Louis Tomlinson’s career has been on the growth ever since One Direction went on an open-ended hiatus, and he started a profession as a solo artist.
His life, however, has been a rollercoaster of ups and downs, ordering from the origin of son Freddie in 2016 to, also in the same year, the demise of his mother, Johannah Deakin, who lost her fight with leukemia at age 43.
Louis Tomlinson Talks About Her Mother And Sister’s Death
In March 2019, his half-sister Félicité discovered dead of an overdose. She was just 18.
Tomlinson discusses the loss of his mother on “Two of Us,” a track on his latest album, Walls, and the 28-year-old singer talks about the emotional path in an interview with Telegraph Magazine.
“What’s amazing regarding this job is that regardless of the condition, you get something accurate at the end of it,” he says.
“That’s an emotionally difficult song for me, but fans come up to me in floods of tears and speak about how it’s served in their tragedy. It’s incredible. From the dark, you can give hope.”
He and his mother, he says the magazine, were particularly close and grew closer as he became increasingly popular.
As he describes, both deaths “felt very individual, and affected me with a big influence… but I think to deal with the family, how I can be there for them, that was a lot normally the second time because at the beginning moment I was mourning and didn’t understand what to tell. As time went on, I managed to understand what to tell my sisters.”
He adds: “Without being too watery, I like looking after people, it’s cool. At the time, I’m stressing attempting to convince [younger sisters] Daisy and Phoebe to go to the sixth form.
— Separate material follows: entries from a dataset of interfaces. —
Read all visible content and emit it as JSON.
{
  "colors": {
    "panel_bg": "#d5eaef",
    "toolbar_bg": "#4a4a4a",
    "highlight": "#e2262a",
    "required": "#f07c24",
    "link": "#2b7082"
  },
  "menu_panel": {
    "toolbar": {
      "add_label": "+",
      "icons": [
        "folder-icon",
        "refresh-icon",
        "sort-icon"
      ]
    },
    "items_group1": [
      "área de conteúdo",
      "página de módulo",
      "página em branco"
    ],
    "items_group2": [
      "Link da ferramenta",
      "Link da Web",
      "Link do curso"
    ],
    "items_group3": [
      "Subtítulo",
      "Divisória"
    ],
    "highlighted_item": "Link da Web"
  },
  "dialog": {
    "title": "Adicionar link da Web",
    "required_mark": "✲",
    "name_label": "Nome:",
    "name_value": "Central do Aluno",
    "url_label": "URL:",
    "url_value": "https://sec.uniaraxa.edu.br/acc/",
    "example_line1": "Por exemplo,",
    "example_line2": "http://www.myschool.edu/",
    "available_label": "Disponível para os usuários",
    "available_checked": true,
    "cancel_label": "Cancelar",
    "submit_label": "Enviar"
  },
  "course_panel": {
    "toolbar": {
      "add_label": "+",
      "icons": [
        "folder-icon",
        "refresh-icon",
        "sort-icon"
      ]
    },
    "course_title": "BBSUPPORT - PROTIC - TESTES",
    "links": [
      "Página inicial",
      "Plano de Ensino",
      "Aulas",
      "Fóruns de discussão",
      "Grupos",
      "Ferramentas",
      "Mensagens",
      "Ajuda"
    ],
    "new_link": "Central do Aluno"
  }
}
They’ve been to a private school near Donny, and it’s costly. I’m giving money for it thinking they’re staying on, but now they don’t want to go. I told them education is essential. I’m like, “You’re 16, you haven’t got an idea what the real world is,”’ he tells.
He Talks About One Direction
Throughout the lengthy interview, Tomlinson also reveals that after the decision made that One Direction would go their different ways, he “was bitter and angry, I didn’t understand why we couldn’t just carry on. But now, even though I don’t fully understand everyone’s reasons, I respect them.”
He admits that he would have managed the hiatus differently.
“It if was up to me, yeah. I’d maybe have told, ‘Let’s have a year off.’ But yeah. I’m assured there’s a better analogy out there, but it’s a bit like [shutting down] Coca-Cola. You don’t tell, ‘Right, let’s hang the boots up on that,’ because it’s a huge thing.”